The other hurdle in short-term Linux adoption is the lack of desktop applications and cross-platform software support. Users are understandably reluctant to run Linux - no matter how customizable and reliable - if this means compatibility problems with platforms or programs used by colleagues and clients. Some solutions have been emerging to address this issue, such as the StarOffice and Applixware office suite, which resemble and are compatible with MS Office 97.
Beware the hype Considering the relative rawness of Linux for the consumer or professional desktop, it's perhaps surprising that the OS has received such immense mainstream attention. And while Linux developers and users may be expected to rejoice in the spotlight, it is making them nervous. "We're not ready yet," said Dave Sifry, CTO of fledgling support service LinuxCare. "There's too much hype. Linux is great for supercomputing, Web servers, Beowulf clustering - but not for the desktop." During his Monday presentation, Linus Torvalds also confessed to being concerned about "the hype." "Linux is more than hype," he said. And in an interesting twist he added, "Linux does work despite the hype."
It wouldn't be the first time that a technology was considered a failure merely because the expectations generated by press attention couldn't be met at the time. Moreover, the motivations behind hyping a technology are often not consistent with those pushing the developers themselves. As Linux Journal senior editor Doc Searls pointed out, mainstream and trade press are likely more interested in stories than facts.

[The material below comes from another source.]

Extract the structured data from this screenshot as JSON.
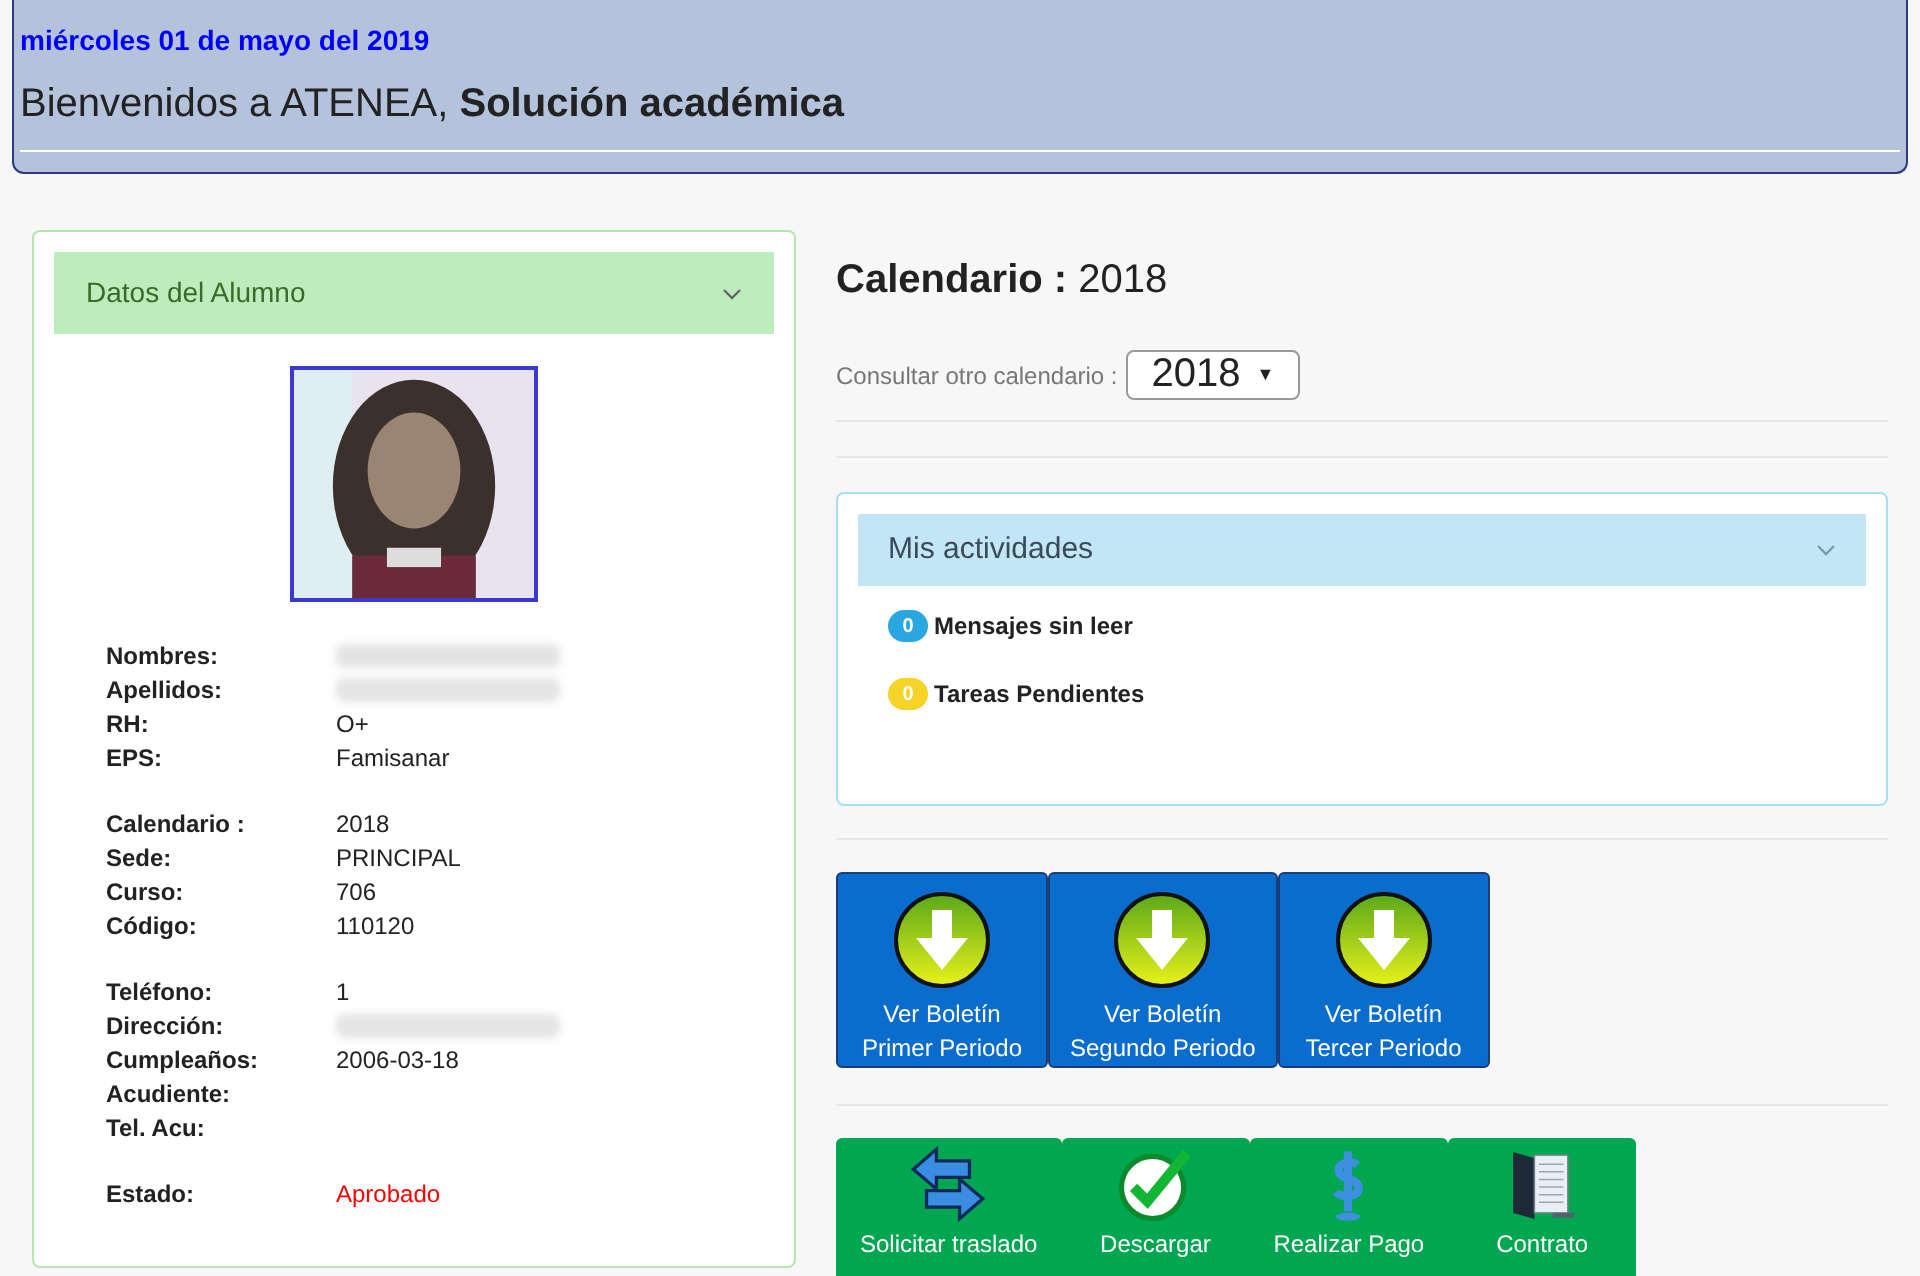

Referring to preponderance of headlines over the "browser wars" between Microsoft and Netscape, Searls - whose pet project is the Cluetrain -- said "markets are not wars. Markets are conversations." In these conversations, he explained, there should be an exchange of ideas and a recognition of what one party has to offer the other, what one can learn from another.
Innovation, not duplication And in fact, the Linux community seeks to "innovate, not duplicate," according to S.u.S.E. president Marc Torres. Developing for Linux should involve creating new and better functionality and usability, not emulating existing systems in an attempt to beat competitors at their own game.
With a global team of developers who consider programming a form of art and do it for love, not money, the field is wide open for new and creative improvements in desktop computing. "We've created a business model where you're rewarded for making [the product] better," summarized VA Research's Augustin. "Linux holds the most potential for the next generation of systems." ø
Rikki McGinty is the editor of open source IT.